- _TASK PROMPT_:
Report the number of lines in the material below that contain "name", without any other words.

- _ENTRIES PROVIDED_:
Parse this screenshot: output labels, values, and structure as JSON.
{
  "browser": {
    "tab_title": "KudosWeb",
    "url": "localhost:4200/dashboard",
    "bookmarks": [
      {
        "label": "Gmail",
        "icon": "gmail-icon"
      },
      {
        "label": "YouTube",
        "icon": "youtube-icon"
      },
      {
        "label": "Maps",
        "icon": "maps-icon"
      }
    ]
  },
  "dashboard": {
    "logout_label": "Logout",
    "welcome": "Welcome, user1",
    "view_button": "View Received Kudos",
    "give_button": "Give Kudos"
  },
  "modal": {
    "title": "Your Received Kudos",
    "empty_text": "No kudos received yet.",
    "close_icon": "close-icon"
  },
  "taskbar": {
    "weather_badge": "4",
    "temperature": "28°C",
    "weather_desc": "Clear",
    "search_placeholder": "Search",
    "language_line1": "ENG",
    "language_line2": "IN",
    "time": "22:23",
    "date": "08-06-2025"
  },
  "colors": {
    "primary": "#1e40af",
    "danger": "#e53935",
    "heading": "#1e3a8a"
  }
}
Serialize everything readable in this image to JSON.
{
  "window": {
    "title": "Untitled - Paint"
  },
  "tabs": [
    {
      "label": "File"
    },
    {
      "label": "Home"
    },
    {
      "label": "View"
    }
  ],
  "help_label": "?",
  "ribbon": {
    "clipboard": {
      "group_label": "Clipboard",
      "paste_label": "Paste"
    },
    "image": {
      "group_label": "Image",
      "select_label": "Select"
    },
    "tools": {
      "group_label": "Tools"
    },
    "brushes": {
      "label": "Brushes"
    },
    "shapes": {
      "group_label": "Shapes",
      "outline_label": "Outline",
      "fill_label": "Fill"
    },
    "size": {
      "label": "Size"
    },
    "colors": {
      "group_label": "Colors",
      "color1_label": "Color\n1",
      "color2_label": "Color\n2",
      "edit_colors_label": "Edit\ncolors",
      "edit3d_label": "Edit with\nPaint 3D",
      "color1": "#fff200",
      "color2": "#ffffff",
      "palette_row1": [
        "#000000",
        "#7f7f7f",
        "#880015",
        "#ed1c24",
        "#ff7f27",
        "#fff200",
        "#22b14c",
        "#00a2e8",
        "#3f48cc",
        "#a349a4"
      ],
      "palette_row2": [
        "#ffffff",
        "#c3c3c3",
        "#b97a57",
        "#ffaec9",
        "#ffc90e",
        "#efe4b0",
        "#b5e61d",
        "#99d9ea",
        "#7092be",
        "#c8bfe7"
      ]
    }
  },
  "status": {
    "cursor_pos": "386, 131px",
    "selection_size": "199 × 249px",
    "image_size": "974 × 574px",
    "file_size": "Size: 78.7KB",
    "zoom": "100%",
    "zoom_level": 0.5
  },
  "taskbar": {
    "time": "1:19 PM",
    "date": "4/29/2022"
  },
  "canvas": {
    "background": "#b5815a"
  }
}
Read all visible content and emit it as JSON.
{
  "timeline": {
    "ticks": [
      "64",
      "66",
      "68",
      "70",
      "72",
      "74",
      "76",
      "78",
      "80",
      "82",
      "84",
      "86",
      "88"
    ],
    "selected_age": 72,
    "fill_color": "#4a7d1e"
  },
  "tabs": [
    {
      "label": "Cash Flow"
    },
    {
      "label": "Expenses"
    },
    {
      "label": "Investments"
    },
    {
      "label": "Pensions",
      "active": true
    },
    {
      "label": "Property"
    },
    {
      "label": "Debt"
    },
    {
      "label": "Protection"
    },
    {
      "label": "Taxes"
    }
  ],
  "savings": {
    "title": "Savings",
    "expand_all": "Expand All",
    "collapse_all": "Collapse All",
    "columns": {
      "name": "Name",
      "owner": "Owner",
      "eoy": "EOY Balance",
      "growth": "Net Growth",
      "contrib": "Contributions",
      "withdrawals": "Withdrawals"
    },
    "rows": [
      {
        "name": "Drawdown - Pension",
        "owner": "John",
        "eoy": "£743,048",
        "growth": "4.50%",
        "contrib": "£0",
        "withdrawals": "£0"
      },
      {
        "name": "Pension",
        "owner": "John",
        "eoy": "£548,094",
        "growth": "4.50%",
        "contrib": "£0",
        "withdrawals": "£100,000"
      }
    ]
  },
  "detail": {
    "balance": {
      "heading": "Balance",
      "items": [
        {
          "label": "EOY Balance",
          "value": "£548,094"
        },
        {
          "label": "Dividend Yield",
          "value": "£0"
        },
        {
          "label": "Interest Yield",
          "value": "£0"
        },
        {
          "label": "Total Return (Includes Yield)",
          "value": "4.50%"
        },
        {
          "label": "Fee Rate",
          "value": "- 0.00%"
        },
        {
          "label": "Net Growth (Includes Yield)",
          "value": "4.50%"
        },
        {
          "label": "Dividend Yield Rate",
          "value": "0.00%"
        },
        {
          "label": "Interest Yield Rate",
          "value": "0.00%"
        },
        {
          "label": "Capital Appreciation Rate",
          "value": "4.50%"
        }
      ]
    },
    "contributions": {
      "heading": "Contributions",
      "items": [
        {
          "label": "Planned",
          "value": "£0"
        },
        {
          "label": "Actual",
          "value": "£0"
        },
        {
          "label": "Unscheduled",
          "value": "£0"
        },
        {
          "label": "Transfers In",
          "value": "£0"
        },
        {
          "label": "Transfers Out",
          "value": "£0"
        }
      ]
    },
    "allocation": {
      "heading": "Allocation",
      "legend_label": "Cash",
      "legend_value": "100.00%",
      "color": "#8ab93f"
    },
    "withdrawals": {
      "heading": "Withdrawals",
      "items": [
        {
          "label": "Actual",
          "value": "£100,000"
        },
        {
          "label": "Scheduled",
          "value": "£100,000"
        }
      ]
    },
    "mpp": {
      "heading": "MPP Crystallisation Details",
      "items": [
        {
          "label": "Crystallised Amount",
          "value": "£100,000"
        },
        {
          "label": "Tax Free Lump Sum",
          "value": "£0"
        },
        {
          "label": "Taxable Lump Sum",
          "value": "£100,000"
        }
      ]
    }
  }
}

- _ANSWER SPACE_:
3